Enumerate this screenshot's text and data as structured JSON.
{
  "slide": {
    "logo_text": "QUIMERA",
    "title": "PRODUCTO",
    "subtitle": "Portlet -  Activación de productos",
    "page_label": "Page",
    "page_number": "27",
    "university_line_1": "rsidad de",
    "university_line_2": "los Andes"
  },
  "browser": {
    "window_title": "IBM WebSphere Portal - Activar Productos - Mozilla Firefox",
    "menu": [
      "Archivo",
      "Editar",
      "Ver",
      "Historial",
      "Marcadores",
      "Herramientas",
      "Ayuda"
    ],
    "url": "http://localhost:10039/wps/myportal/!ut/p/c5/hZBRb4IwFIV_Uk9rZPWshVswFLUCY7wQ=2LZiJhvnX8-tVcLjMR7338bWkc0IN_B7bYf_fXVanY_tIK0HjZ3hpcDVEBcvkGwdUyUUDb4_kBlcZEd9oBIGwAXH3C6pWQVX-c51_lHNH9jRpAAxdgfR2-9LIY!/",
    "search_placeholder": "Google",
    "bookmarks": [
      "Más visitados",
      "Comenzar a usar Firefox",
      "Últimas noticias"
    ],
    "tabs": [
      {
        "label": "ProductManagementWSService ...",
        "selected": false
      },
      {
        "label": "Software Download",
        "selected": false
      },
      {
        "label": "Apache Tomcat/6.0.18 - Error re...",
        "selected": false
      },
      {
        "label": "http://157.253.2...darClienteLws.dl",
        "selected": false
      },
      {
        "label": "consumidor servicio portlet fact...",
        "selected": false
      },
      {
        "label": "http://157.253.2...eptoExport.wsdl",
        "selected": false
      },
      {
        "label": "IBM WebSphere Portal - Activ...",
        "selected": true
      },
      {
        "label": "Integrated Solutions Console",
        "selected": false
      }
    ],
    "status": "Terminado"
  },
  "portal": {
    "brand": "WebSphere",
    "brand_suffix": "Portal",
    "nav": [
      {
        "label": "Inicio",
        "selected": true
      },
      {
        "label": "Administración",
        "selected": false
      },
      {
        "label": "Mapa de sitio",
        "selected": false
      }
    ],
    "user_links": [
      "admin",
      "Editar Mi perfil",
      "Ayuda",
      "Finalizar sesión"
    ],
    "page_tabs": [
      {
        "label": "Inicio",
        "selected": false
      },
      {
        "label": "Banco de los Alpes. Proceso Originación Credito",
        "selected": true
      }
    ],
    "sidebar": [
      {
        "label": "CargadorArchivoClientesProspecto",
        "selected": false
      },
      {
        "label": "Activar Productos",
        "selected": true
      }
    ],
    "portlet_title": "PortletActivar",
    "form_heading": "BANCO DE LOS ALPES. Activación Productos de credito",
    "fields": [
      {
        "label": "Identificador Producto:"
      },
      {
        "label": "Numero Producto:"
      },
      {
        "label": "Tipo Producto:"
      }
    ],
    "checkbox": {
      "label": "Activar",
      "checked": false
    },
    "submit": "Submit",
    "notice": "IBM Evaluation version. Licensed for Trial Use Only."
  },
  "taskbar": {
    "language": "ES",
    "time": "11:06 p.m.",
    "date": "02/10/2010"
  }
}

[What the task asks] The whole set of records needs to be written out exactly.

[Task output]
Enumerate this screenshot's text and data as structured JSON.
{
  "slide": {
    "logo_text": "QUIMERA",
    "title": "PRODUCTO",
    "subtitle": "Portlet -  Activación de productos",
    "page_label": "Page",
    "page_number": "27",
    "university_line_1": "rsidad de",
    "university_line_2": "los Andes"
  },
  "browser": {
    "window_title": "IBM WebSphere Portal - Activar Productos - Mozilla Firefox",
    "menu": [
      "Archivo",
      "Editar",
      "Ver",
      "Historial",
      "Marcadores",
      "Herramientas",
      "Ayuda"
    ],
    "url": "http://localhost:10039/wps/myportal/!ut/p/c5/hZBRb4IwFIV_Uk9rZPWshVswFLUCY7wQ=2LZiJhvnX8-tVcLjMR7338bWkc0IN_B7bYf_fXVanY_tIK0HjZ3hpcDVEBcvkGwdUyUUDb4_kBlcZEd9oBIGwAXH3C6pWQVX-c51_lHNH9jRpAAxdgfR2-9LIY!/",
    "search_placeholder": "Google",
    "bookmarks": [
      "Más visitados",
      "Comenzar a usar Firefox",
      "Últimas noticias"
    ],
    "tabs": [
      {
        "label": "ProductManagementWSService ...",
        "selected": false
      },
      {
        "label": "Software Download",
        "selected": false
      },
      {
        "label": "Apache Tomcat/6.0.18 - Error re...",
        "selected": false
      },
      {
        "label": "http://157.253.2...darClienteLws.dl",
        "selected": false
      },
      {
        "label": "consumidor servicio portlet fact...",
        "selected": false
      },
      {
        "label": "http://157.253.2...eptoExport.wsdl",
        "selected": false
      },
      {
        "label": "IBM WebSphere Portal - Activ...",
        "selected": true
      },
      {
        "label": "Integrated Solutions Console",
        "selected": false
      }
    ],
    "status": "Terminado"
  },
  "portal": {
    "brand": "WebSphere",
    "brand_suffix": "Portal",
    "nav": [
      {
        "label": "Inicio",
        "selected": true
      },
      {
        "label": "Administración",
        "selected": false
      },
      {
        "label": "Mapa de sitio",
        "selected": false
      }
    ],
    "user_links": [
      "admin",
      "Editar Mi perfil",
      "Ayuda",
      "Finalizar sesión"
    ],
    "page_tabs": [
      {
        "label": "Inicio",
        "selected": false
      },
      {
        "label": "Banco de los Alpes. Proceso Originación Credito",
        "selected": true
      }
    ],
    "sidebar": [
      {
        "label": "CargadorArchivoClientesProspecto",
        "selected": false
      },
      {
        "label": "Activar Productos",
        "selected": true
      }
    ],
    "portlet_title": "PortletActivar",
    "form_heading": "BANCO DE LOS ALPES. Activación Productos de credito",
    "fields": [
      {
        "label": "Identificador Producto:"
      },
      {
        "label": "Numero Producto:"
      },
      {
        "label": "Tipo Producto:"
      }
    ],
    "checkbox": {
      "label": "Activar",
      "checked": false
    },
    "submit": "Submit",
    "notice": "IBM Evaluation version. Licensed for Trial Use Only."
  },
  "taskbar": {
    "language": "ES",
    "time": "11:06 p.m.",
    "date": "02/10/2010"
  }
}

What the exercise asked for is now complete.